Indeed that function of the state applies even in, for example, a simple economy switching from barter to money for the first time: that is, in any such economy there has to be some sort of central authority that issues the nation's basic form of money. And in practice throughout history, that function has been performed by kings, rulers and similar.

But it is clearly nonsensical for the latter sort of authority to issue so much money that excess demand and inflation ensue, with the result that the authority then has to impose some sort of deflationary measure like borrowing back some of its own money at interest. That just results in an artificially high rate of interest.

And that is what happens big time in 21st century economies: the state borrows back large amounts of its own money.
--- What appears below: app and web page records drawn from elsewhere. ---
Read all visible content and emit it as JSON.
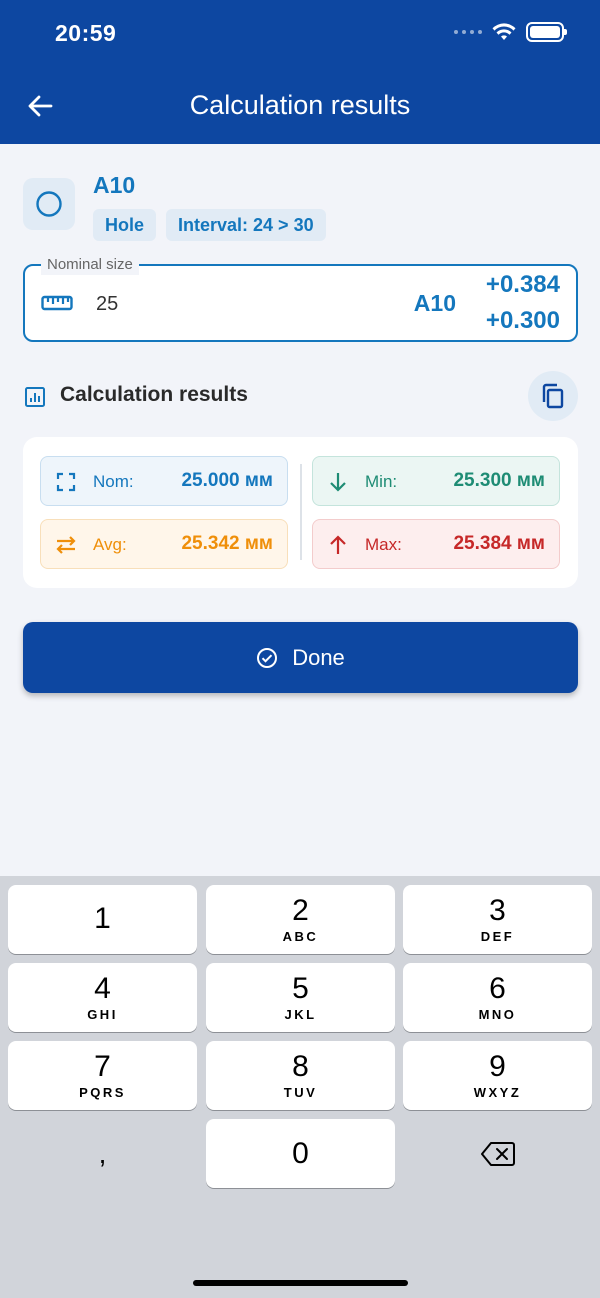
{
  "status_bar": {
    "time": "20:59"
  },
  "header": {
    "title": "Calculation results",
    "back_icon": "arrow-left-icon"
  },
  "tolerance": {
    "name": "A10",
    "icon": "circle-hole-icon",
    "chips": [
      "Hole",
      "Interval: 24 > 30"
    ]
  },
  "nominal_field": {
    "label": "Nominal size",
    "value": "25",
    "code": "A10",
    "upper_deviation": "+0.384",
    "lower_deviation": "+0.300"
  },
  "results_section": {
    "title": "Calculation results",
    "items": {
      "nom": {
        "label": "Nom:",
        "value": "25.000 мм"
      },
      "avg": {
        "label": "Avg:",
        "value": "25.342 мм"
      },
      "min": {
        "label": "Min:",
        "value": "25.300 мм"
      },
      "max": {
        "label": "Max:",
        "value": "25.384 мм"
      }
    }
  },
  "done_button": {
    "label": "Done"
  },
  "keyboard": {
    "keys": [
      {
        "num": "1",
        "letters": ""
      },
      {
        "num": "2",
        "letters": "ABC"
      },
      {
        "num": "3",
        "letters": "DEF"
      },
      {
        "num": "4",
        "letters": "GHI"
      },
      {
        "num": "5",
        "letters": "JKL"
      },
      {
        "num": "6",
        "letters": "MNO"
      },
      {
        "num": "7",
        "letters": "PQRS"
      },
      {
        "num": "8",
        "letters": "TUV"
      },
      {
        "num": "9",
        "letters": "WXYZ"
      },
      {
        "num": "0",
        "letters": ""
      }
    ],
    "comma": ","
  },
  "colors": {
    "primary": "#0d47a1",
    "accent": "#1477bd",
    "avg": "#ef8f0a",
    "min": "#1e8c74",
    "max": "#c62828"
  }
}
Plus, don't be fooled by the fact that the conventional 21st century arrangement is for governments to borrow first, with central banks then creating new money as required and buying back some of that debt. That is just one way of juggling the ratio of the stock of base money relative to the stock of government debt. It would be perfectly easy, as just intimated, to do the money creation first, with government or "the state" then borrowing back some of its own money as required. Those two arrangements amount to the same thing.

Raising interest rates in emergencies.

Having argued for a zero or near-zero rate of interest, it is legitimate to ask which of those two is preferable. Well, since there are no good arguments for the state borrowing back its own money, I suggest the answer is "zero except in emergencies." In other words, the objective should always be zero, though clearly if an exceptionally large clamp-down on demand is required, then a temporary rise above zero might be justified.

Indeed Milton Friedman advocated much the same, except that the emergency he had in mind was war; i.e., he advocated a zero government borrowing regime, though he thought government borrowing would be justified to fund a war. See his paragraph starting "Under the proposal…"